[THE INPUT]

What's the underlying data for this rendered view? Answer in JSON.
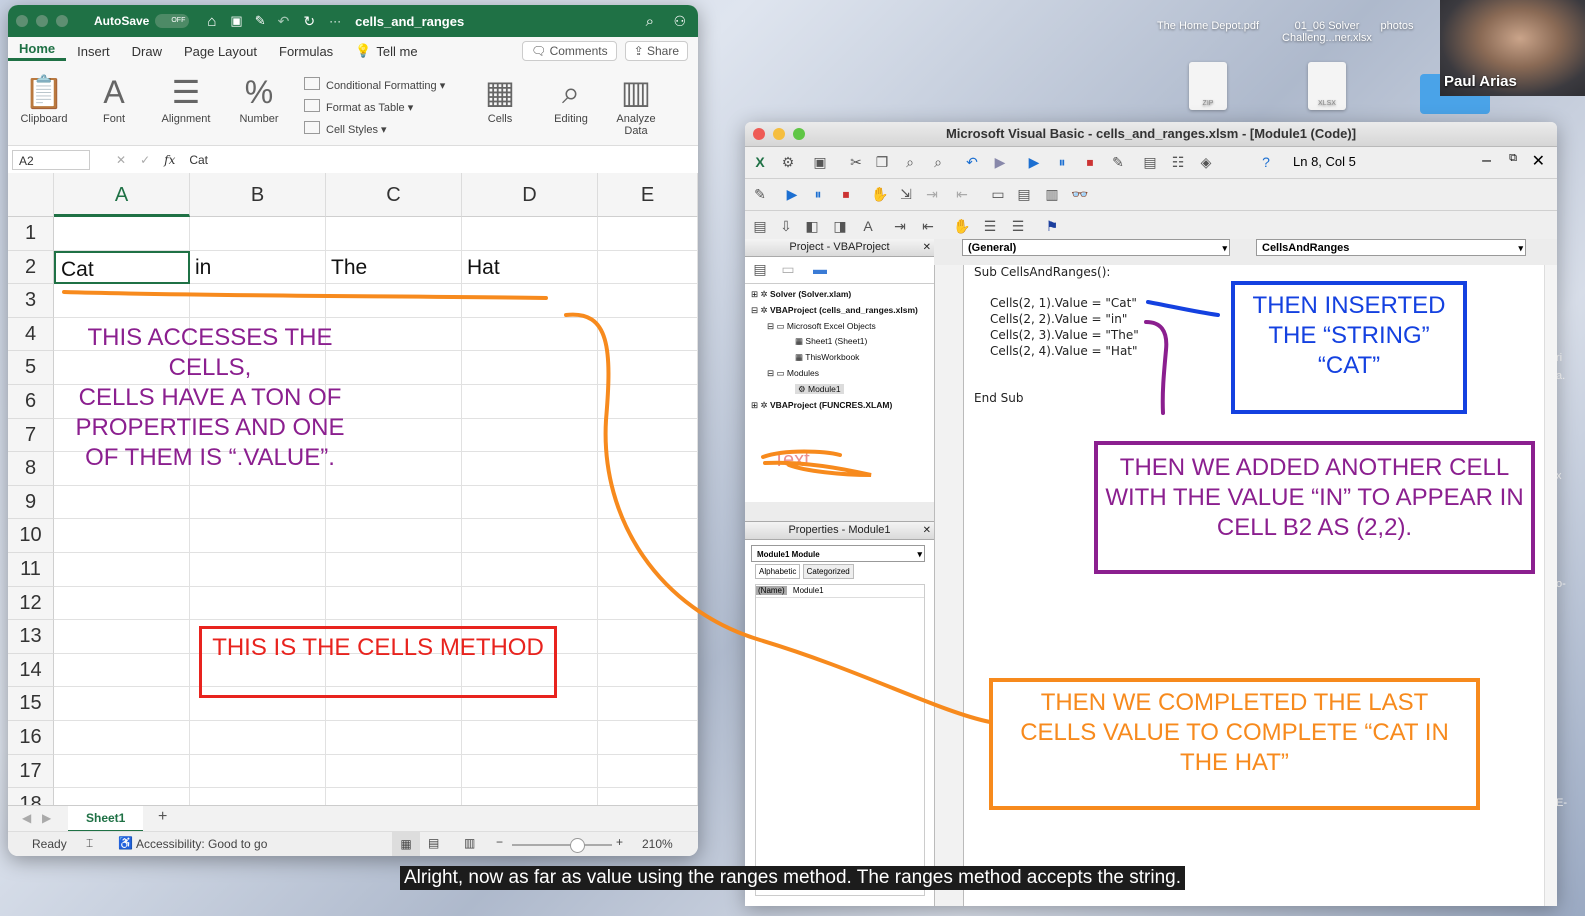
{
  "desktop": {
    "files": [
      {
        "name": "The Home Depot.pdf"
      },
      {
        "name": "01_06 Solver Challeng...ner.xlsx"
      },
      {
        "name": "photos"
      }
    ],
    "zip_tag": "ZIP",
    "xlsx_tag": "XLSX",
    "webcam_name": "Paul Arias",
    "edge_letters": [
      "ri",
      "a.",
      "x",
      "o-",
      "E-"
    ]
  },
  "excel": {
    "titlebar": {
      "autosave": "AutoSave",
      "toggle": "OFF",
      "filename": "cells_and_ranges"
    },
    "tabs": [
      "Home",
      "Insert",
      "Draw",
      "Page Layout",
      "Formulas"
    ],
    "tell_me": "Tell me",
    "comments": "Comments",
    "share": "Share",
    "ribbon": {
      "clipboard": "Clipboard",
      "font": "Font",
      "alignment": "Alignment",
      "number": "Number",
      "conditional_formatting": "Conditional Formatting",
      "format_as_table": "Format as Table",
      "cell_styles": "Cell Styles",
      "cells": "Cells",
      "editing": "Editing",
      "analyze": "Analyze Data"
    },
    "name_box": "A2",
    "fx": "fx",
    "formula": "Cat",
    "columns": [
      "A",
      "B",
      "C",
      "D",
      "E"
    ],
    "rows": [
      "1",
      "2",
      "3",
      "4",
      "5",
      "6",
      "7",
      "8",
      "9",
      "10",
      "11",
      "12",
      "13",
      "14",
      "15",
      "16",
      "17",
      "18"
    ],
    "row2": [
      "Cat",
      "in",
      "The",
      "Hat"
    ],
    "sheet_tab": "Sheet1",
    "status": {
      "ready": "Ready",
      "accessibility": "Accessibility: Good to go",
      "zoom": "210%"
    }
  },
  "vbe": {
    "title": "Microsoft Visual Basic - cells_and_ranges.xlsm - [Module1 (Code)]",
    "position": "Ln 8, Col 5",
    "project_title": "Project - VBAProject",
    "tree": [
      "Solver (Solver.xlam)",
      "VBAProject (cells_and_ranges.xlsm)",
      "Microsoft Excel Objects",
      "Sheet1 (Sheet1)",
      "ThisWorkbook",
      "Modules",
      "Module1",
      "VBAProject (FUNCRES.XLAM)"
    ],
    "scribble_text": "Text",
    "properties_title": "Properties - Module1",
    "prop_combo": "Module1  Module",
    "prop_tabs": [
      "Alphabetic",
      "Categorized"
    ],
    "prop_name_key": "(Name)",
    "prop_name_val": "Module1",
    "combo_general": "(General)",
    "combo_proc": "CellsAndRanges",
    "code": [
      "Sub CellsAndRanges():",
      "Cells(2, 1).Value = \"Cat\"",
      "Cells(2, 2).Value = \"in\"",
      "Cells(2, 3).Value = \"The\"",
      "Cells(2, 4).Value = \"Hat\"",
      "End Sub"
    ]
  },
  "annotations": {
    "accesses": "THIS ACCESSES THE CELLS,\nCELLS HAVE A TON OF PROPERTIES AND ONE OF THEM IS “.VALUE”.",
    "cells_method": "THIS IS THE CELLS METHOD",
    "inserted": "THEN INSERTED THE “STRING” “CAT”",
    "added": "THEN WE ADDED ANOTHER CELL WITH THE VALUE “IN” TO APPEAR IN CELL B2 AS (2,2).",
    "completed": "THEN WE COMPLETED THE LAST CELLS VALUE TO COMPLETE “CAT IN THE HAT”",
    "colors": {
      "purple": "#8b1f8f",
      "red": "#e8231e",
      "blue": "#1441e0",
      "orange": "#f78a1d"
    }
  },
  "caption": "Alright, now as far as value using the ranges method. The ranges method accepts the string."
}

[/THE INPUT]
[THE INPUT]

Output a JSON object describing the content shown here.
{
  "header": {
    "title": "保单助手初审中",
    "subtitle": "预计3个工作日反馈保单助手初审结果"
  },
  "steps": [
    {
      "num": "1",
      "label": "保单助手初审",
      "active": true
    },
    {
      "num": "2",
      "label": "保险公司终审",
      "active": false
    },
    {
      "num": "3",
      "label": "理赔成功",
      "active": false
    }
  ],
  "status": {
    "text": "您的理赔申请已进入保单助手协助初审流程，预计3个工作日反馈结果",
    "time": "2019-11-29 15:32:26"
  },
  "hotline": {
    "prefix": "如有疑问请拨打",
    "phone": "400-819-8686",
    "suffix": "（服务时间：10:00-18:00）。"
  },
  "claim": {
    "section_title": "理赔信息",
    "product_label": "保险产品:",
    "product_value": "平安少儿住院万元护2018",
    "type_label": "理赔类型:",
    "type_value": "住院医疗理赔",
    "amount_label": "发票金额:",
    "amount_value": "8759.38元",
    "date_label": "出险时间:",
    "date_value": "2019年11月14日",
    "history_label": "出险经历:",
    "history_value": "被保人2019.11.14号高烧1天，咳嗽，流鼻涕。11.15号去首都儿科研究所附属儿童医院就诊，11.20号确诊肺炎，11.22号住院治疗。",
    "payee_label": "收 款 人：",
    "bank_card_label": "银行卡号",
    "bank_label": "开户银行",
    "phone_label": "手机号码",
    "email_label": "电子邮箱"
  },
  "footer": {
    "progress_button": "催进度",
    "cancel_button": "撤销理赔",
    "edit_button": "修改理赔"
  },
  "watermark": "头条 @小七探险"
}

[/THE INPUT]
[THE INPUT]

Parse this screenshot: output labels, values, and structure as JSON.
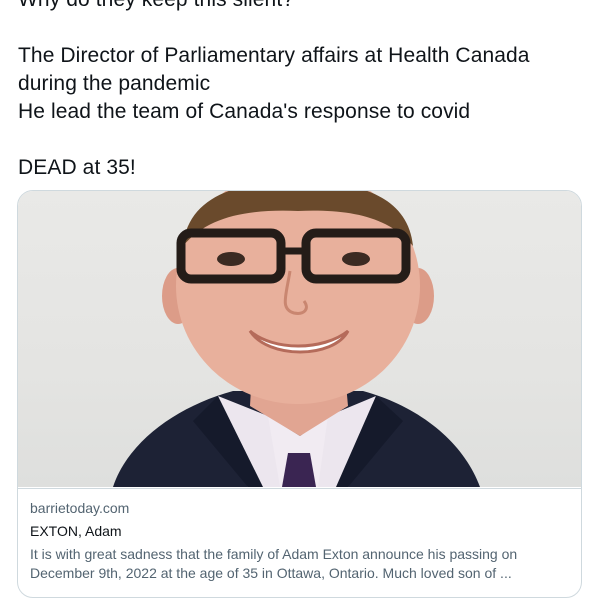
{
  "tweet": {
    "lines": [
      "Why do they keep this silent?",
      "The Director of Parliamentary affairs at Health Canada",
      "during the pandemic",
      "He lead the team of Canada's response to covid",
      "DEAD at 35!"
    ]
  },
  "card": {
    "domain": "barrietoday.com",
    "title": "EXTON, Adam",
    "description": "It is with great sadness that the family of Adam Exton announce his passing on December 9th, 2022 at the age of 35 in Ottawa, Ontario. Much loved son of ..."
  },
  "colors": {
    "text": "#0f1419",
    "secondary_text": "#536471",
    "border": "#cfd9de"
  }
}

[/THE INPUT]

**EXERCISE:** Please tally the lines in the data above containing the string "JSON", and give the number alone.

**TASK ANSWER:** 3